• _What to do_
Please find the lines in the entries below that contain the word "argentosa", and copy each one.

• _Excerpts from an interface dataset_
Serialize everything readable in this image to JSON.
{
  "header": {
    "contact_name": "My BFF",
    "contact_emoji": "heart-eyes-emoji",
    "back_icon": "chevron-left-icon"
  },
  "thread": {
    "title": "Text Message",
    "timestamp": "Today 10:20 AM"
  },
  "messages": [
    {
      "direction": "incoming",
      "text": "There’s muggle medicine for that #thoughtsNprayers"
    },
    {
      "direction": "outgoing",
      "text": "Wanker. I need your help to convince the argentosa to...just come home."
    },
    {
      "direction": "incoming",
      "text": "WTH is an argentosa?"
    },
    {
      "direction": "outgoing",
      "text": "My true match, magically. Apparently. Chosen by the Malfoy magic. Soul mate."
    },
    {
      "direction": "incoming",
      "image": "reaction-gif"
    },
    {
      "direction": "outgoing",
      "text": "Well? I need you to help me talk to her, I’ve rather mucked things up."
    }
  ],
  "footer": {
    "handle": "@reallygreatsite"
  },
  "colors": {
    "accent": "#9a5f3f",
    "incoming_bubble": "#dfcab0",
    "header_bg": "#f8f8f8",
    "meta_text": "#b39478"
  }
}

• _Exercise output_
      "text": "Wanker. I need your help to convince the argentosa to...just come home."
      "text": "WTH is an argentosa?"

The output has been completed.